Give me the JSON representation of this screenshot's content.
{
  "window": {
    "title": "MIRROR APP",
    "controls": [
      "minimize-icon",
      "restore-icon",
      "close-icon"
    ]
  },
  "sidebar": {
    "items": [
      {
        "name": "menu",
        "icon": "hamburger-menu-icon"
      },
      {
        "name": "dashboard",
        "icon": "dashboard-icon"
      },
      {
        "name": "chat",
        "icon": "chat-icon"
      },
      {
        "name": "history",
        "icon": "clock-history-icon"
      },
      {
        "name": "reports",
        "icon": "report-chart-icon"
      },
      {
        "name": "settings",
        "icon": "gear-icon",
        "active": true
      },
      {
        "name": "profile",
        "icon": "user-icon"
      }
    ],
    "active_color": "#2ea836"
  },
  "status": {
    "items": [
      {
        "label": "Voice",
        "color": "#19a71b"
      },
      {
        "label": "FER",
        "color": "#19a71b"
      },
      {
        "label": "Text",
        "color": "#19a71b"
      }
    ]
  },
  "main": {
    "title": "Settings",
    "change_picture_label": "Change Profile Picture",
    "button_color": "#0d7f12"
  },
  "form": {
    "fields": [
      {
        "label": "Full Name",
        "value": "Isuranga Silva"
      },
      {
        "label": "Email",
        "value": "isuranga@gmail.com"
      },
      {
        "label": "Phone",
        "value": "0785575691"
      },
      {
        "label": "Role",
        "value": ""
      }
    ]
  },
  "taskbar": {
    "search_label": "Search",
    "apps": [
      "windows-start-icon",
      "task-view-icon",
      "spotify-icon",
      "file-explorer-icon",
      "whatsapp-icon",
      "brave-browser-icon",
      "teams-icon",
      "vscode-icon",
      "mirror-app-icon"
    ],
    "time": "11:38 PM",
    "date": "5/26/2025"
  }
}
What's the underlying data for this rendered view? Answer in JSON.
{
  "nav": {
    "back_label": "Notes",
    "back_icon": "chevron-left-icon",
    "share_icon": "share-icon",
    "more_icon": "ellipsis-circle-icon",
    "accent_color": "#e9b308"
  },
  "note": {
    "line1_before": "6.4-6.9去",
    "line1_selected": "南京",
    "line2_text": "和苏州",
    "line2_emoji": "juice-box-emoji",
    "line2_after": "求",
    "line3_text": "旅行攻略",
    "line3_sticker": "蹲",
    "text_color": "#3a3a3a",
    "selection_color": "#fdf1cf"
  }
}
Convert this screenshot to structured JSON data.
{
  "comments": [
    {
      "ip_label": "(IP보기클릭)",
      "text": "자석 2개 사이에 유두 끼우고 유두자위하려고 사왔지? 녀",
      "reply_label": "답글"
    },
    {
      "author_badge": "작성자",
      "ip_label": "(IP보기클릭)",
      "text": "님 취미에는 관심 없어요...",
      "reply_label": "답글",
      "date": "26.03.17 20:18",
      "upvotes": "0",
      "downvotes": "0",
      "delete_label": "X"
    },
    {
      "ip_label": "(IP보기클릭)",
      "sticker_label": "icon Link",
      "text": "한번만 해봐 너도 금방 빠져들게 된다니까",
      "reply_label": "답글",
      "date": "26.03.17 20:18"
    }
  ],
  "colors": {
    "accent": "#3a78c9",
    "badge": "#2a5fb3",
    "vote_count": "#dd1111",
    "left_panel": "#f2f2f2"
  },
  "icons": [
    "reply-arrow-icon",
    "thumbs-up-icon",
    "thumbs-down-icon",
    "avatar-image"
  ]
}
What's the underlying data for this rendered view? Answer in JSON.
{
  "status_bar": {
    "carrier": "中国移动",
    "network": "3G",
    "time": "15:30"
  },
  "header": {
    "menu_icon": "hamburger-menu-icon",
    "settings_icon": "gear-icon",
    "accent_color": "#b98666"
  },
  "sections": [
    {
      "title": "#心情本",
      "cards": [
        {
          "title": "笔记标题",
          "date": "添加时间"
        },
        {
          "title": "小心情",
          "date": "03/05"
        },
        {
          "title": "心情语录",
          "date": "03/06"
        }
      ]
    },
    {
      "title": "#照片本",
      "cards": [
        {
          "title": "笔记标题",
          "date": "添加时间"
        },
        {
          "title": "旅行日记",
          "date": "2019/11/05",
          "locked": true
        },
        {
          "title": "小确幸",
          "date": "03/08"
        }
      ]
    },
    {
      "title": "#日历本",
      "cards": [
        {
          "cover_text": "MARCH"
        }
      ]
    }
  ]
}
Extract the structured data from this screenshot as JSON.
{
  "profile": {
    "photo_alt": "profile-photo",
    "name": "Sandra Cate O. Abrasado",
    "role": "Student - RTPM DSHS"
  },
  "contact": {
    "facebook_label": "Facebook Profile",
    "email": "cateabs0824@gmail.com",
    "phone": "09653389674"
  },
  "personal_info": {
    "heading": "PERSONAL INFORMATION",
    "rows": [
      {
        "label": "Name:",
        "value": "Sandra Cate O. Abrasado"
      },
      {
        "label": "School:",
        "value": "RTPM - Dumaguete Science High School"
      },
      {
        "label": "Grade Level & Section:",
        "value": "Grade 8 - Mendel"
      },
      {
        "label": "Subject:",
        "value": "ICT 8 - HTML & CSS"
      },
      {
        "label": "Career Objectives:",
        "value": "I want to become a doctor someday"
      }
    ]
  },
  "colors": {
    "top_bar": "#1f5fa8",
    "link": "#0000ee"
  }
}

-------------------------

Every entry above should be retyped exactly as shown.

Give me the JSON representation of this screenshot's content.
{
  "window": {
    "title": "MIRROR APP",
    "controls": [
      "minimize-icon",
      "restore-icon",
      "close-icon"
    ]
  },
  "sidebar": {
    "items": [
      {
        "name": "menu",
        "icon": "hamburger-menu-icon"
      },
      {
        "name": "dashboard",
        "icon": "dashboard-icon"
      },
      {
        "name": "chat",
        "icon": "chat-icon"
      },
      {
        "name": "history",
        "icon": "clock-history-icon"
      },
      {
        "name": "reports",
        "icon": "report-chart-icon"
      },
      {
        "name": "settings",
        "icon": "gear-icon",
        "active": true
      },
      {
        "name": "profile",
        "icon": "user-icon"
      }
    ],
    "active_color": "#2ea836"
  },
  "status": {
    "items": [
      {
        "label": "Voice",
        "color": "#19a71b"
      },
      {
        "label": "FER",
        "color": "#19a71b"
      },
      {
        "label": "Text",
        "color": "#19a71b"
      }
    ]
  },
  "main": {
    "title": "Settings",
    "change_picture_label": "Change Profile Picture",
    "button_color": "#0d7f12"
  },
  "form": {
    "fields": [
      {
        "label": "Full Name",
        "value": "Isuranga Silva"
      },
      {
        "label": "Email",
        "value": "isuranga@gmail.com"
      },
      {
        "label": "Phone",
        "value": "0785575691"
      },
      {
        "label": "Role",
        "value": ""
      }
    ]
  },
  "taskbar": {
    "search_label": "Search",
    "apps": [
      "windows-start-icon",
      "task-view-icon",
      "spotify-icon",
      "file-explorer-icon",
      "whatsapp-icon",
      "brave-browser-icon",
      "teams-icon",
      "vscode-icon",
      "mirror-app-icon"
    ],
    "time": "11:38 PM",
    "date": "5/26/2025"
  }
}
What's the underlying data for this rendered view? Answer in JSON.
{
  "nav": {
    "back_label": "Notes",
    "back_icon": "chevron-left-icon",
    "share_icon": "share-icon",
    "more_icon": "ellipsis-circle-icon",
    "accent_color": "#e9b308"
  },
  "note": {
    "line1_before": "6.4-6.9去",
    "line1_selected": "南京",
    "line2_text": "和苏州",
    "line2_emoji": "juice-box-emoji",
    "line2_after": "求",
    "line3_text": "旅行攻略",
    "line3_sticker": "蹲",
    "text_color": "#3a3a3a",
    "selection_color": "#fdf1cf"
  }
}
Convert this screenshot to structured JSON data.
{
  "comments": [
    {
      "ip_label": "(IP보기클릭)",
      "text": "자석 2개 사이에 유두 끼우고 유두자위하려고 사왔지? 녀",
      "reply_label": "답글"
    },
    {
      "author_badge": "작성자",
      "ip_label": "(IP보기클릭)",
      "text": "님 취미에는 관심 없어요...",
      "reply_label": "답글",
      "date": "26.03.17 20:18",
      "upvotes": "0",
      "downvotes": "0",
      "delete_label": "X"
    },
    {
      "ip_label": "(IP보기클릭)",
      "sticker_label": "icon Link",
      "text": "한번만 해봐 너도 금방 빠져들게 된다니까",
      "reply_label": "답글",
      "date": "26.03.17 20:18"
    }
  ],
  "colors": {
    "accent": "#3a78c9",
    "badge": "#2a5fb3",
    "vote_count": "#dd1111",
    "left_panel": "#f2f2f2"
  },
  "icons": [
    "reply-arrow-icon",
    "thumbs-up-icon",
    "thumbs-down-icon",
    "avatar-image"
  ]
}
What's the underlying data for this rendered view? Answer in JSON.
{
  "status_bar": {
    "carrier": "中国移动",
    "network": "3G",
    "time": "15:30"
  },
  "header": {
    "menu_icon": "hamburger-menu-icon",
    "settings_icon": "gear-icon",
    "accent_color": "#b98666"
  },
  "sections": [
    {
      "title": "#心情本",
      "cards": [
        {
          "title": "笔记标题",
          "date": "添加时间"
        },
        {
          "title": "小心情",
          "date": "03/05"
        },
        {
          "title": "心情语录",
          "date": "03/06"
        }
      ]
    },
    {
      "title": "#照片本",
      "cards": [
        {
          "title": "笔记标题",
          "date": "添加时间"
        },
        {
          "title": "旅行日记",
          "date": "2019/11/05",
          "locked": true
        },
        {
          "title": "小确幸",
          "date": "03/08"
        }
      ]
    },
    {
      "title": "#日历本",
      "cards": [
        {
          "cover_text": "MARCH"
        }
      ]
    }
  ]
}
Extract the structured data from this screenshot as JSON.
{
  "profile": {
    "photo_alt": "profile-photo",
    "name": "Sandra Cate O. Abrasado",
    "role": "Student - RTPM DSHS"
  },
  "contact": {
    "facebook_label": "Facebook Profile",
    "email": "cateabs0824@gmail.com",
    "phone": "09653389674"
  },
  "personal_info": {
    "heading": "PERSONAL INFORMATION",
    "rows": [
      {
        "label": "Name:",
        "value": "Sandra Cate O. Abrasado"
      },
      {
        "label": "School:",
        "value": "RTPM - Dumaguete Science High School"
      },
      {
        "label": "Grade Level & Section:",
        "value": "Grade 8 - Mendel"
      },
      {
        "label": "Subject:",
        "value": "ICT 8 - HTML & CSS"
      },
      {
        "label": "Career Objectives:",
        "value": "I want to become a doctor someday"
      }
    ]
  },
  "colors": {
    "top_bar": "#1f5fa8",
    "link": "#0000ee"
  }
}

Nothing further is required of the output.